What this task involves>
Write out each record exactly as given, but do not include the pictures.

.....

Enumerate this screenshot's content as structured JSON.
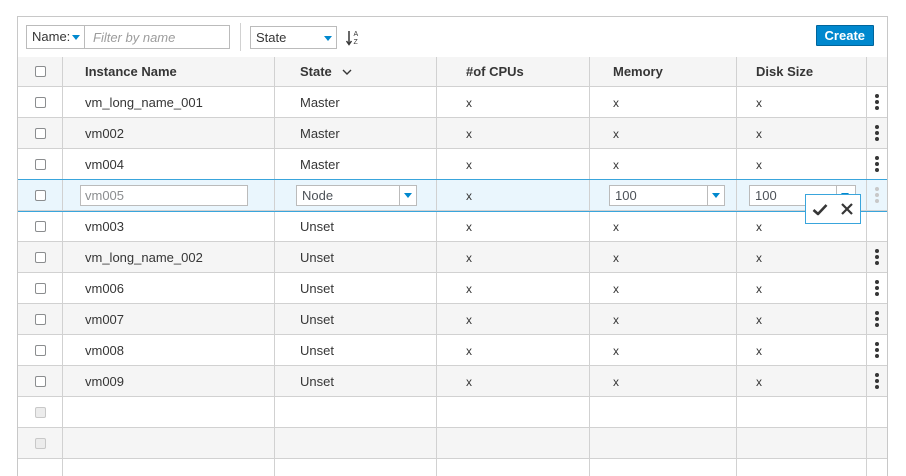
{
  "toolbar": {
    "filter_type_label": "Name:",
    "filter_placeholder": "Filter by name",
    "state_select_value": "State",
    "create_label": "Create"
  },
  "table": {
    "columns": [
      "Instance Name",
      "State",
      "#of CPUs",
      "Memory",
      "Disk Size"
    ],
    "rows": [
      {
        "name": "vm_long_name_001",
        "state": "Master",
        "cpus": "x",
        "memory": "x",
        "disk": "x"
      },
      {
        "name": "vm002",
        "state": "Master",
        "cpus": "x",
        "memory": "x",
        "disk": "x"
      },
      {
        "name": "vm004",
        "state": "Master",
        "cpus": "x",
        "memory": "x",
        "disk": "x"
      },
      {
        "name": "vm005",
        "state": "Node",
        "cpus": "x",
        "memory": "100",
        "disk": "100"
      },
      {
        "name": "vm003",
        "state": "Unset",
        "cpus": "x",
        "memory": "x",
        "disk": "x"
      },
      {
        "name": "vm_long_name_002",
        "state": "Unset",
        "cpus": "x",
        "memory": "x",
        "disk": "x"
      },
      {
        "name": "vm006",
        "state": "Unset",
        "cpus": "x",
        "memory": "x",
        "disk": "x"
      },
      {
        "name": "vm007",
        "state": "Unset",
        "cpus": "x",
        "memory": "x",
        "disk": "x"
      },
      {
        "name": "vm008",
        "state": "Unset",
        "cpus": "x",
        "memory": "x",
        "disk": "x"
      },
      {
        "name": "vm009",
        "state": "Unset",
        "cpus": "x",
        "memory": "x",
        "disk": "x"
      }
    ]
  },
  "icons": {
    "filter_caret": "chevron-down-icon",
    "sort": "sort-alpha-asc-icon",
    "state_sort": "chevron-down-icon",
    "row_actions": "kebab-icon",
    "confirm": "check-icon",
    "cancel": "close-icon"
  },
  "colors": {
    "accent": "#0088ce",
    "edit_row_bg": "#eaf6fd",
    "edit_row_border": "#39a5dc",
    "stripe": "#f5f5f5",
    "border": "#d1d1d1"
  }
}
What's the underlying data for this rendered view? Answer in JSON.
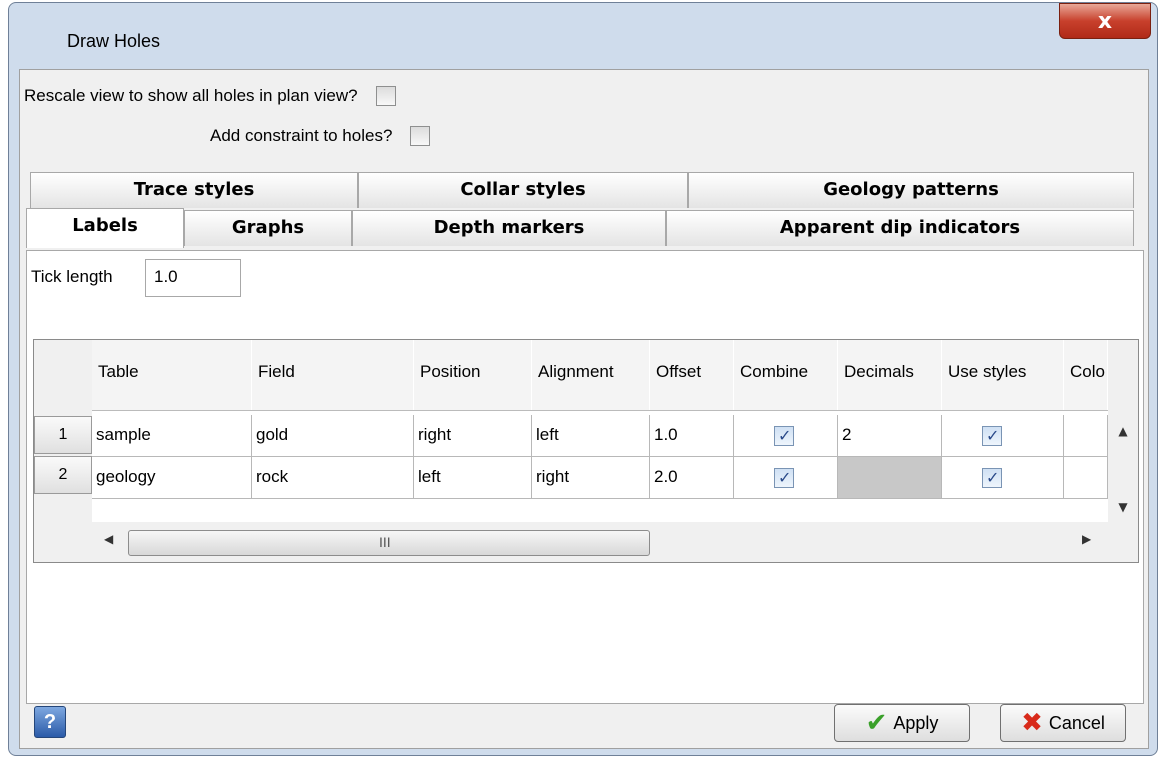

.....

Output for this exercise>
Enumerate this screenshot's content as structured JSON.
{
  "toolbar": {
    "filter_type_label": "Name:",
    "filter_placeholder": "Filter by name",
    "state_select_value": "State",
    "create_label": "Create"
  },
  "table": {
    "columns": [
      "Instance Name",
      "State",
      "#of CPUs",
      "Memory",
      "Disk Size"
    ],
    "rows": [
      {
        "name": "vm_long_name_001",
        "state": "Master",
        "cpus": "x",
        "memory": "x",
        "disk": "x"
      },
      {
        "name": "vm002",
        "state": "Master",
        "cpus": "x",
        "memory": "x",
        "disk": "x"
      },
      {
        "name": "vm004",
        "state": "Master",
        "cpus": "x",
        "memory": "x",
        "disk": "x"
      },
      {
        "name": "vm005",
        "state": "Node",
        "cpus": "x",
        "memory": "100",
        "disk": "100"
      },
      {
        "name": "vm003",
        "state": "Unset",
        "cpus": "x",
        "memory": "x",
        "disk": "x"
      },
      {
        "name": "vm_long_name_002",
        "state": "Unset",
        "cpus": "x",
        "memory": "x",
        "disk": "x"
      },
      {
        "name": "vm006",
        "state": "Unset",
        "cpus": "x",
        "memory": "x",
        "disk": "x"
      },
      {
        "name": "vm007",
        "state": "Unset",
        "cpus": "x",
        "memory": "x",
        "disk": "x"
      },
      {
        "name": "vm008",
        "state": "Unset",
        "cpus": "x",
        "memory": "x",
        "disk": "x"
      },
      {
        "name": "vm009",
        "state": "Unset",
        "cpus": "x",
        "memory": "x",
        "disk": "x"
      }
    ]
  },
  "icons": {
    "filter_caret": "chevron-down-icon",
    "sort": "sort-alpha-asc-icon",
    "state_sort": "chevron-down-icon",
    "row_actions": "kebab-icon",
    "confirm": "check-icon",
    "cancel": "close-icon"
  },
  "colors": {
    "accent": "#0088ce",
    "edit_row_bg": "#eaf6fd",
    "edit_row_border": "#39a5dc",
    "stripe": "#f5f5f5",
    "border": "#d1d1d1"
  }
}
What's the underlying data for this rendered view? Answer in JSON.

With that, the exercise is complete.